The Typical Auto Injury Settlement Averages $24,000

While auto injury settlements that involve wrongful death suits or lifelong, debilitating injuries may settle for large sums, the average auto injury case settled for just $24,000 in 2013. This figure is an average, and your settlement may be higher or lower, but this average will help put most auto injury cases in perspective.

From this amount, three different fees and expenses will be subtracted before you receive your final amount.

First, Court Costs Are Subtracted

Before anyone else is paid from an auto injury settlement, including your own personal injury attorney and doctors, court costs are first deducted from the amount you're awarded. These fees include expenses associated with copying legal documents, getting expert witnesses and writing depositions. The cost of a single copy may seem minimal, but court costs can add up, as the following examples show:

  • expert medical witness average $555 per hour
  • a transcript can cost between $364 and $417.75
  • expediting services may increase the cost of any service

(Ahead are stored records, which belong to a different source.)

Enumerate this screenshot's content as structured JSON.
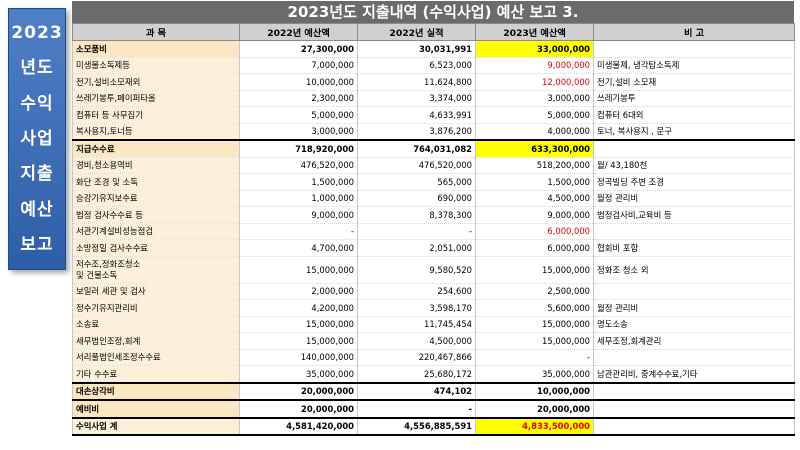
{
  "side_title": [
    "2023",
    "년도",
    "수익",
    "사업",
    "지출",
    "예산",
    "보고"
  ],
  "title": "2023년도 지출내역 (수익사업) 예산 보고 3.",
  "headers": [
    "과  목",
    "2022년 예산액",
    "2022년 실적",
    "2023년 예산액",
    "비        고"
  ],
  "rows": [
    {
      "item": "소모품비",
      "b2022": "27,300,000",
      "a2022": "30,031,991",
      "b2023": "33,000,000",
      "note": "",
      "kind": "group",
      "hl": true
    },
    {
      "item": "미생물소독제등",
      "b2022": "7,000,000",
      "a2022": "6,523,000",
      "b2023": "9,000,000",
      "note": "미생물제, 냉각탑소독제",
      "red": true
    },
    {
      "item": "전기,설비소모재외",
      "b2022": "10,000,000",
      "a2022": "11,624,800",
      "b2023": "12,000,000",
      "note": "전기,설비 소모재",
      "red": true
    },
    {
      "item": "쓰레기봉투,페이퍼타올",
      "b2022": "2,300,000",
      "a2022": "3,374,000",
      "b2023": "3,000,000",
      "note": "쓰레기봉투"
    },
    {
      "item": "컴퓨터 등 사무집기",
      "b2022": "5,000,000",
      "a2022": "4,633,991",
      "b2023": "5,000,000",
      "note": "컴퓨터 6대외"
    },
    {
      "item": "복사용지,토너등",
      "b2022": "3,000,000",
      "a2022": "3,876,200",
      "b2023": "4,000,000",
      "note": "토너, 복사용지 , 문구"
    },
    {
      "item": "지급수수료",
      "b2022": "718,920,000",
      "a2022": "764,031,082",
      "b2023": "633,300,000",
      "note": "",
      "kind": "group",
      "hl": true,
      "sep": true
    },
    {
      "item": "경비,청소용역비",
      "b2022": "476,520,000",
      "a2022": "476,520,000",
      "b2023": "518,200,000",
      "note": "월/ 43,180천"
    },
    {
      "item": "화단 조경 및 소독",
      "b2022": "1,500,000",
      "a2022": "565,000",
      "b2023": "1,500,000",
      "note": "정곡빌딩 주변 조경"
    },
    {
      "item": "승강기유지보수료",
      "b2022": "1,000,000",
      "a2022": "690,000",
      "b2023": "4,500,000",
      "note": "월정 관리비"
    },
    {
      "item": "법정 검사수수료 등",
      "b2022": "9,000,000",
      "a2022": "8,378,300",
      "b2023": "9,000,000",
      "note": "법정검사비,교육비 등"
    },
    {
      "item": "서관기계설비성능점검",
      "b2022": "-",
      "a2022": "-",
      "b2023": "6,000,000",
      "note": "",
      "red": true
    },
    {
      "item": "소방정밀 검사수수료",
      "b2022": "4,700,000",
      "a2022": "2,051,000",
      "b2023": "6,000,000",
      "note": "협회비 포함"
    },
    {
      "item": "저수조,정화조청소\n및 건물소독",
      "b2022": "15,000,000",
      "a2022": "9,580,520",
      "b2023": "15,000,000",
      "note": "정화조 청소 외",
      "tall": true
    },
    {
      "item": "보일러 세관 및 검사",
      "b2022": "2,000,000",
      "a2022": "254,600",
      "b2023": "2,500,000",
      "note": ""
    },
    {
      "item": "정수기유지관리비",
      "b2022": "4,200,000",
      "a2022": "3,598,170",
      "b2023": "5,600,000",
      "note": "월정 관리비"
    },
    {
      "item": "소송료",
      "b2022": "15,000,000",
      "a2022": "11,745,454",
      "b2023": "15,000,000",
      "note": "명도소송"
    },
    {
      "item": "세무법인조정,회계",
      "b2022": "15,000,000",
      "a2022": "4,500,000",
      "b2023": "15,000,000",
      "note": "세무조정,회계관리"
    },
    {
      "item": "서리풀법인세조정수수료",
      "b2022": "140,000,000",
      "a2022": "220,467,866",
      "b2023": "-",
      "note": ""
    },
    {
      "item": "기타 수수료",
      "b2022": "35,000,000",
      "a2022": "25,680,172",
      "b2023": "35,000,000",
      "note": "남관관리비, 중계수수료,기타"
    },
    {
      "item": "대손상각비",
      "b2022": "20,000,000",
      "a2022": "474,102",
      "b2023": "10,000,000",
      "note": "",
      "kind": "group",
      "sep": true
    },
    {
      "item": "예비비",
      "b2022": "20,000,000",
      "a2022": "-",
      "b2023": "20,000,000",
      "note": "",
      "kind": "group",
      "sep": true
    },
    {
      "item": "수익사업    계",
      "b2022": "4,581,420,000",
      "a2022": "4,556,885,591",
      "b2023": "4,833,500,000",
      "note": "",
      "kind": "total",
      "hl": true,
      "red": true
    }
  ]
}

Together, these fees may lower your settlement by more than $1,000. For instance, hiring a medical expert witness for two hours alone would cost $1,110. The resulting deposition could cost an additional $364 to $417.75. Even if nothing had to be expedited, your settlement might be reduced by between $1,435 and $1,485.

For the example, assume you were awarded a typical settlement of $24,000. After your court costs were subtracted, the amount left would be between $22,526 and $22,472.25.

Second, Personal Injury Attorneys Are Paid

After all court costs are deducted, personal injuries attorneys are paid. Most work on a contingency basis, which means you only have to pay them if you're awarded a settlement. Their fees, however, are substantial. Typical fees are 33 percent for cases that didn't go to trial, and 40 percent for ones that did.

If you have a typical auto injury case that settles for around $24,000, it may not go to trial. Paying your attorney 33 percent of the amount left after court costs, however, still substantially lowers your settlement. Continuing the above example, you might expect to be left with anywhere from $15,092.42 to $15,056.41 after your personal injury attorney's fees.

Third, Your Doctors Are Paid

Finally, before you receive your settlement, your medical care must be paid for. While your case is pending, your attorney may issue letters of protection to any doctors or hospitals that see you. These letters guarantee the medical professionals' payment upon settlement of your case. Once your case is settled, your attorney must honor these letters by paying the medical professionals, or else your personal injury attorney may face disciplinary action or even be sued for the amount due.

If your medical care cost a total of $5,000, honoring these letters would further reduce your settlement by that much. In this example, you'd receive between $10,092.42 and $10,056.41.

These numbers are just an example, but they're a realistic example based on average personal injury settlement amounts and real-life legal fees. If you have lifelong suffering that results from a personal injury accident, you may be awarded a multi-million dollar settlement. Likely, however, your settlement will be closer to $24,000 -- and the amount you ultimately receive will be nearer $10,000.